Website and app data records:
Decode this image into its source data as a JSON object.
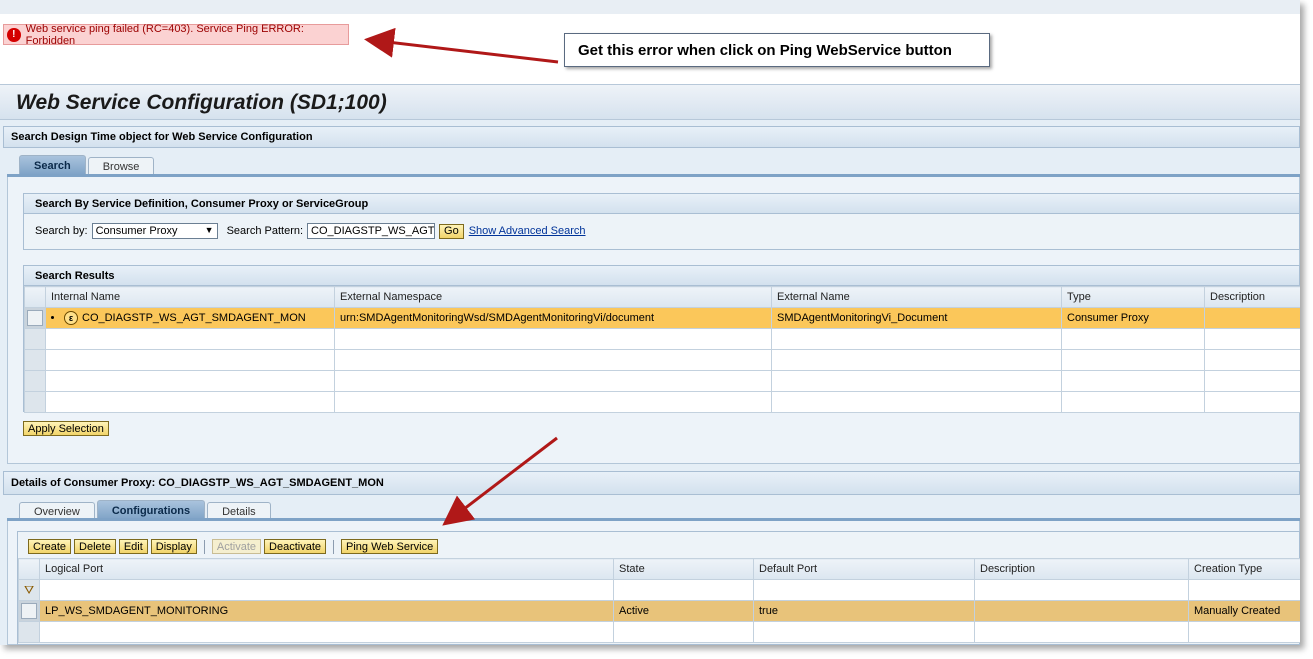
{
  "error": {
    "message": "Web service ping failed (RC=403). Service Ping ERROR: Forbidden"
  },
  "annotation": {
    "callout": "Get this error when click on Ping WebService button"
  },
  "page": {
    "title": "Web Service Configuration (SD1;100)"
  },
  "search_section": {
    "header": "Search Design Time object for Web Service Configuration",
    "tabs": [
      "Search",
      "Browse"
    ],
    "group_header": "Search By Service Definition, Consumer Proxy or ServiceGroup",
    "search_by_label": "Search by:",
    "search_by_value": "Consumer Proxy",
    "pattern_label": "Search Pattern:",
    "pattern_value": "CO_DIAGSTP_WS_AGT_SMDAGENT_MON",
    "go_label": "Go",
    "advanced_link": "Show Advanced Search"
  },
  "results": {
    "header": "Search Results",
    "columns": [
      "Internal Name",
      "External Namespace",
      "External Name",
      "Type",
      "Description"
    ],
    "rows": [
      [
        "CO_DIAGSTP_WS_AGT_SMDAGENT_MON",
        "urn:SMDAgentMonitoringWsd/SMDAgentMonitoringVi/document",
        "SMDAgentMonitoringVi_Document",
        "Consumer Proxy",
        ""
      ]
    ],
    "apply_label": "Apply Selection"
  },
  "details": {
    "header": "Details of Consumer Proxy: CO_DIAGSTP_WS_AGT_SMDAGENT_MON",
    "tabs": [
      "Overview",
      "Configurations",
      "Details"
    ],
    "toolbar": {
      "create": "Create",
      "delete": "Delete",
      "edit": "Edit",
      "display": "Display",
      "activate": "Activate",
      "deactivate": "Deactivate",
      "ping": "Ping Web Service"
    },
    "columns": [
      "Logical Port",
      "State",
      "Default Port",
      "Description",
      "Creation Type"
    ],
    "rows": [
      [
        "LP_WS_SMDAGENT_MONITORING",
        "Active",
        "true",
        "",
        "Manually Created"
      ]
    ]
  },
  "colors": {
    "highlight": "#fbc75a",
    "error_bg": "#fbd2d2",
    "arrow": "#b01818"
  }
}
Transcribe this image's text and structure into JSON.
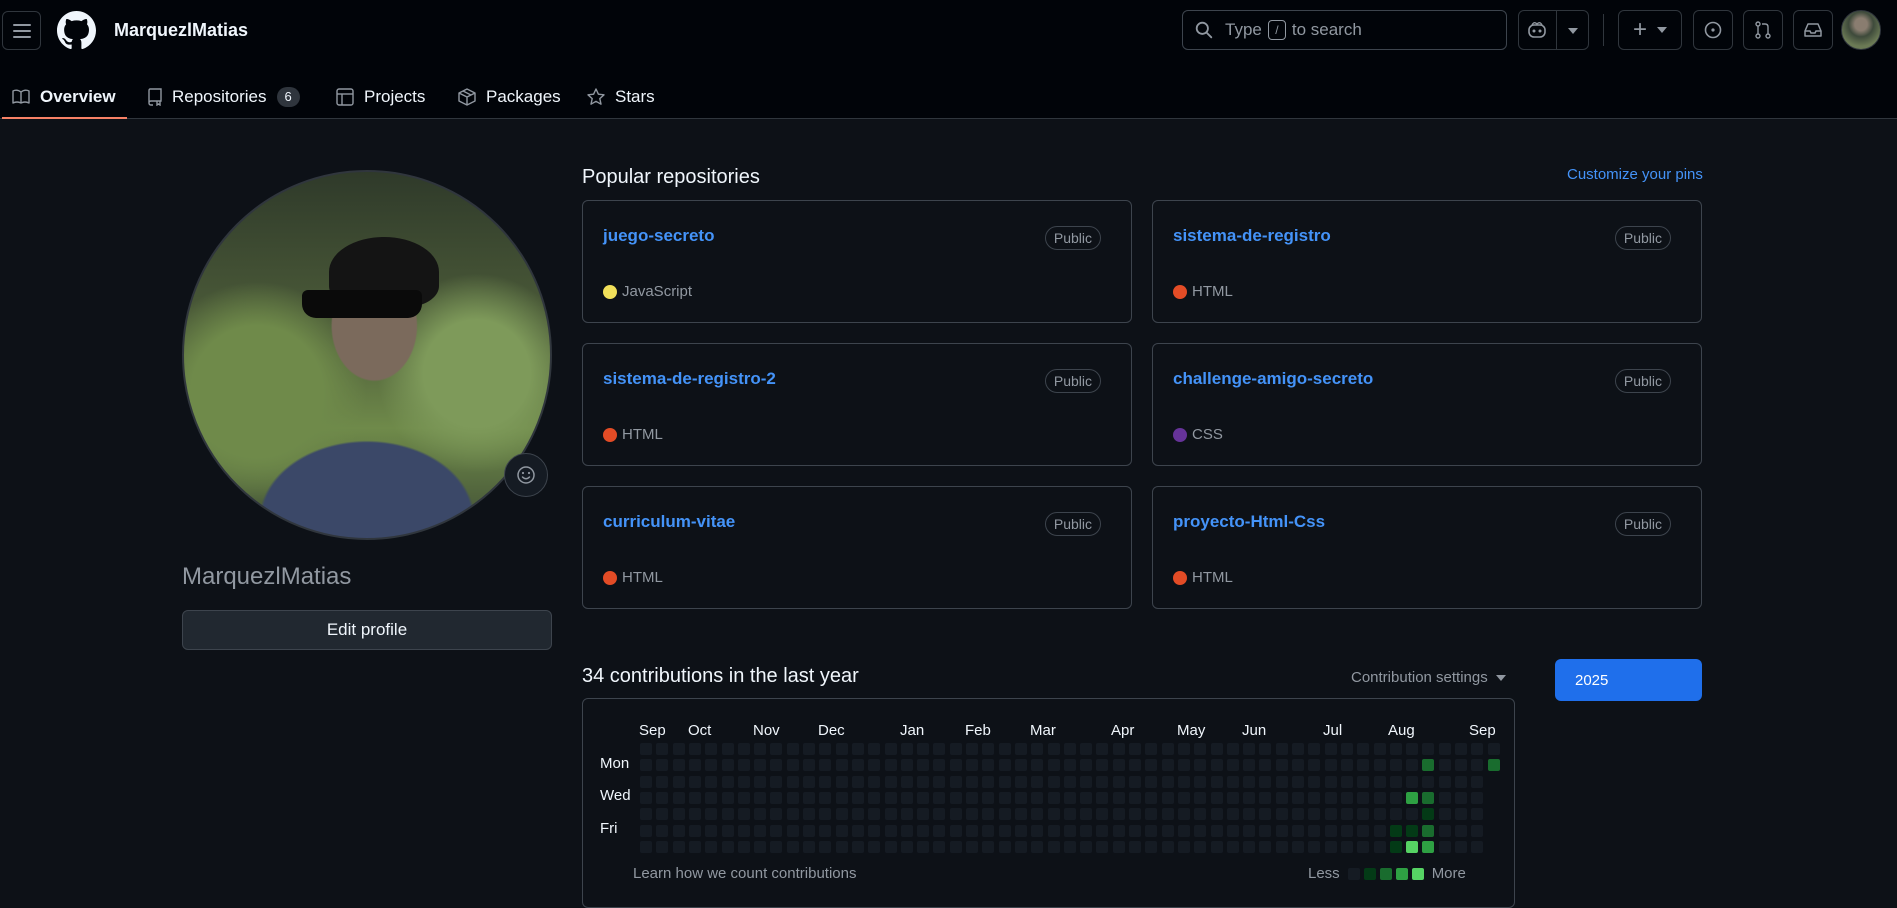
{
  "header": {
    "username": "MarquezlMatias",
    "search": {
      "prefix": "Type",
      "key": "/",
      "suffix": "to search"
    },
    "plus_label": "+"
  },
  "nav": {
    "tabs": [
      {
        "label": "Overview",
        "icon": "book-icon",
        "active": true
      },
      {
        "label": "Repositories",
        "icon": "repo-icon",
        "count": "6"
      },
      {
        "label": "Projects",
        "icon": "table-icon"
      },
      {
        "label": "Packages",
        "icon": "package-icon"
      },
      {
        "label": "Stars",
        "icon": "star-icon"
      }
    ]
  },
  "profile": {
    "name": "MarquezlMatias",
    "edit_label": "Edit profile"
  },
  "popular": {
    "title": "Popular repositories",
    "customize": "Customize your pins",
    "repos": [
      {
        "name": "juego-secreto",
        "visibility": "Public",
        "language": "JavaScript",
        "color": "#f1e05a"
      },
      {
        "name": "sistema-de-registro",
        "visibility": "Public",
        "language": "HTML",
        "color": "#e34c26"
      },
      {
        "name": "sistema-de-registro-2",
        "visibility": "Public",
        "language": "HTML",
        "color": "#e34c26"
      },
      {
        "name": "challenge-amigo-secreto",
        "visibility": "Public",
        "language": "CSS",
        "color": "#663399"
      },
      {
        "name": "curriculum-vitae",
        "visibility": "Public",
        "language": "HTML",
        "color": "#e34c26"
      },
      {
        "name": "proyecto-Html-Css",
        "visibility": "Public",
        "language": "HTML",
        "color": "#e34c26"
      }
    ]
  },
  "contributions": {
    "title": "34 contributions in the last year",
    "settings": "Contribution settings",
    "year": "2025",
    "months": [
      "Sep",
      "Oct",
      "Nov",
      "Dec",
      "Jan",
      "Feb",
      "Mar",
      "Apr",
      "May",
      "Jun",
      "Jul",
      "Aug",
      "Sep"
    ],
    "days": [
      "Mon",
      "Wed",
      "Fri"
    ],
    "learn": "Learn how we count contributions",
    "legend_less": "Less",
    "legend_more": "More",
    "level_colors": [
      "#151b23",
      "#033a16",
      "#196c2e",
      "#2ea043",
      "#56d364"
    ],
    "active_cells": [
      {
        "week": 48,
        "day": 1,
        "level": 2
      },
      {
        "week": 52,
        "day": 1,
        "level": 2
      },
      {
        "week": 47,
        "day": 3,
        "level": 3
      },
      {
        "week": 48,
        "day": 3,
        "level": 2
      },
      {
        "week": 48,
        "day": 4,
        "level": 1
      },
      {
        "week": 47,
        "day": 5,
        "level": 1
      },
      {
        "week": 48,
        "day": 5,
        "level": 2
      },
      {
        "week": 46,
        "day": 5,
        "level": 1
      },
      {
        "week": 46,
        "day": 6,
        "level": 1
      },
      {
        "week": 47,
        "day": 6,
        "level": 4
      },
      {
        "week": 48,
        "day": 6,
        "level": 3
      }
    ]
  }
}
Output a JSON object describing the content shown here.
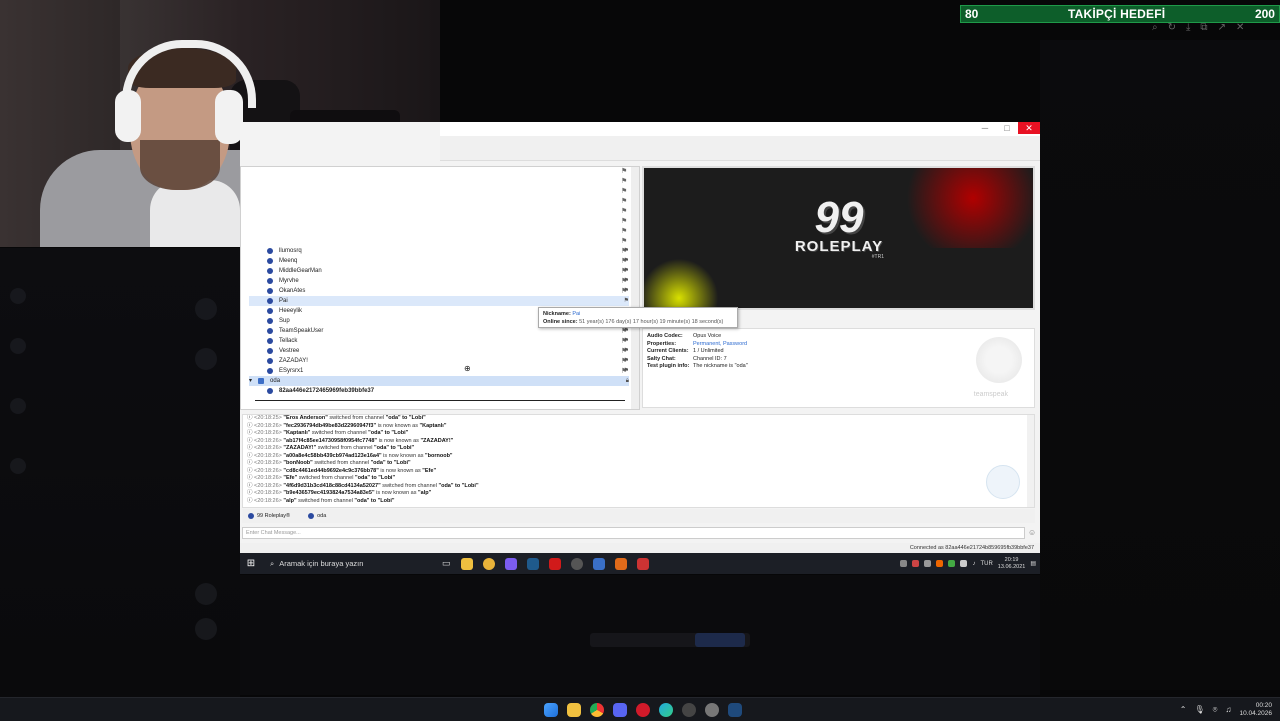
{
  "overlay": {
    "goal_current": "80",
    "goal_title": "TAKİPÇİ HEDEFİ",
    "goal_target": "200"
  },
  "remote_window": {
    "tree_users": [
      {
        "name": "llumosrq"
      },
      {
        "name": "Meenq"
      },
      {
        "name": "MiddleGearMan"
      },
      {
        "name": "Myrvhe"
      },
      {
        "name": "OkanAtes"
      },
      {
        "name": "Pai",
        "selected": true
      },
      {
        "name": "Heeeylik"
      },
      {
        "name": "Sup"
      },
      {
        "name": "TeamSpeakUser"
      },
      {
        "name": "Tellack"
      },
      {
        "name": "Vestree"
      },
      {
        "name": "ZAZADAY!"
      },
      {
        "name": "ESyrsrx1"
      }
    ],
    "channel_name": "oda",
    "channel_user": "82aa446e2172465969feb39bbfe37",
    "tooltip": {
      "nickname_label": "Nickname:",
      "nickname_value": "Pai",
      "online_label": "Online since:",
      "online_value": "51 year(s) 176 day(s) 17 hour(s) 19 minute(s) 18 second(s)"
    },
    "banner": {
      "number": "99",
      "title": "ROLEPLAY",
      "tag": "#TR1"
    },
    "info": [
      {
        "label": "Audio Codec:",
        "value": "Opus Voice"
      },
      {
        "label": "Properties:",
        "value": "Permanent, Password",
        "link": true
      },
      {
        "label": "Current Clients:",
        "value": "1 / Unlimited"
      },
      {
        "label": "Salty Chat:",
        "value": "Channel ID: 7"
      },
      {
        "label": "Test plugin info:",
        "value": "The nickname is \"oda\""
      }
    ],
    "ts_logo_text": "teamspeak",
    "log": [
      {
        "time": "<20:18:25>",
        "name": "\"Eros Anderson\"",
        "text": "switched from channel",
        "extra": "\"oda\" to \"Lobi\""
      },
      {
        "time": "<20:18:26>",
        "name": "\"fec2936794db49be83d22960947f3\"",
        "text": "is now known as",
        "extra": "\"Kaptanlı\""
      },
      {
        "time": "<20:18:26>",
        "name": "\"Kaptanlı\"",
        "text": "switched from channel",
        "extra": "\"oda\" to \"Lobi\""
      },
      {
        "time": "<20:18:26>",
        "name": "\"ab17f4c85ee14730958f0954fc7748\"",
        "text": "is now known as",
        "extra": "\"ZAZADAY!\""
      },
      {
        "time": "<20:18:26>",
        "name": "\"ZAZADAY!\"",
        "text": "switched from channel",
        "extra": "\"oda\" to \"Lobi\""
      },
      {
        "time": "<20:18:26>",
        "name": "\"a00a8e4c58bb439cb974ad123e16a4\"",
        "text": "is now known as",
        "extra": "\"bornoob\""
      },
      {
        "time": "<20:18:26>",
        "name": "\"bonNoob\"",
        "text": "switched from channel",
        "extra": "\"oda\" to \"Lobi\""
      },
      {
        "time": "<20:18:26>",
        "name": "\"cd8c4461ed44b9692e4c9c376bb78\"",
        "text": "is now known as",
        "extra": "\"Efe\""
      },
      {
        "time": "<20:18:26>",
        "name": "\"Efe\"",
        "text": "switched from channel",
        "extra": "\"oda\" to \"Lobi\""
      },
      {
        "time": "<20:18:26>",
        "name": "\"4f6d9d31b3cd418c88cd4134a52027\"",
        "text": "switched from channel",
        "extra": "\"oda\" to \"Lobi\""
      },
      {
        "time": "<20:18:26>",
        "name": "\"b9e436579ec4193824a7534a83e5\"",
        "text": "is now known as",
        "extra": "\"alp\""
      },
      {
        "time": "<20:18:26>",
        "name": "\"alp\"",
        "text": "switched from channel",
        "extra": "\"oda\" to \"Lobi\""
      }
    ],
    "tabs": [
      "99 Roleplay®",
      "oda"
    ],
    "chat_placeholder": "Enter Chat Message...",
    "status_text": "Connected as 82aa446e21724b859695fb39bbfe37",
    "taskbar": {
      "search_text": "Aramak için buraya yazın",
      "lang": "TUR",
      "time": "20:19",
      "date": "13.06.2021"
    }
  },
  "host_taskbar": {
    "time": "00:20",
    "date": "10.04.2026"
  }
}
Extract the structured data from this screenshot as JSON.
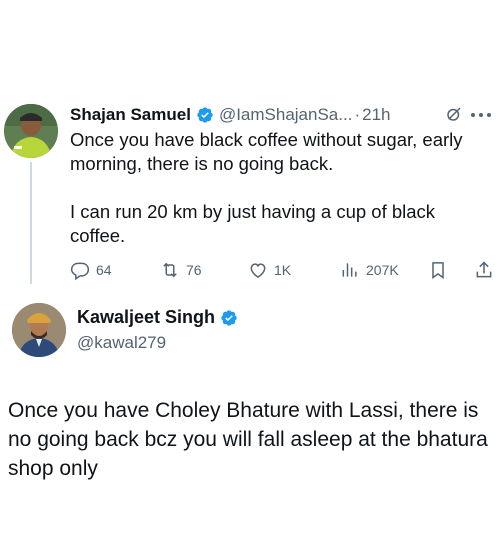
{
  "quoted_tweet": {
    "author_name": "Shajan Samuel",
    "handle": "@IamShajanSa...",
    "separator": "·",
    "time": "21h",
    "verified": true,
    "paragraphs": [
      "Once you have black coffee without sugar, early morning, there is no going back.",
      "I can run 20 km by just having a cup of black coffee."
    ],
    "metrics": {
      "replies": "64",
      "reposts": "76",
      "likes": "1K",
      "views": "207K"
    }
  },
  "reply_tweet": {
    "author_name": "Kawaljeet Singh",
    "handle": "@kawal279",
    "verified": true,
    "text": "Once you have Choley Bhature with Lassi, there is no going back bcz you will fall asleep at the bhatura shop only"
  },
  "colors": {
    "text": "#0f1419",
    "muted": "#536471",
    "verified": "#1d9bf0",
    "thread_line": "#cfd9de"
  },
  "icons": {
    "verified": "verified-badge-icon",
    "grok": "grok-icon",
    "more": "more-icon",
    "reply": "reply-icon",
    "repost": "repost-icon",
    "like": "like-icon",
    "views": "views-icon",
    "bookmark": "bookmark-icon",
    "share": "share-icon"
  }
}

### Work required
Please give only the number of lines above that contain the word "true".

### Solution for this exercise
6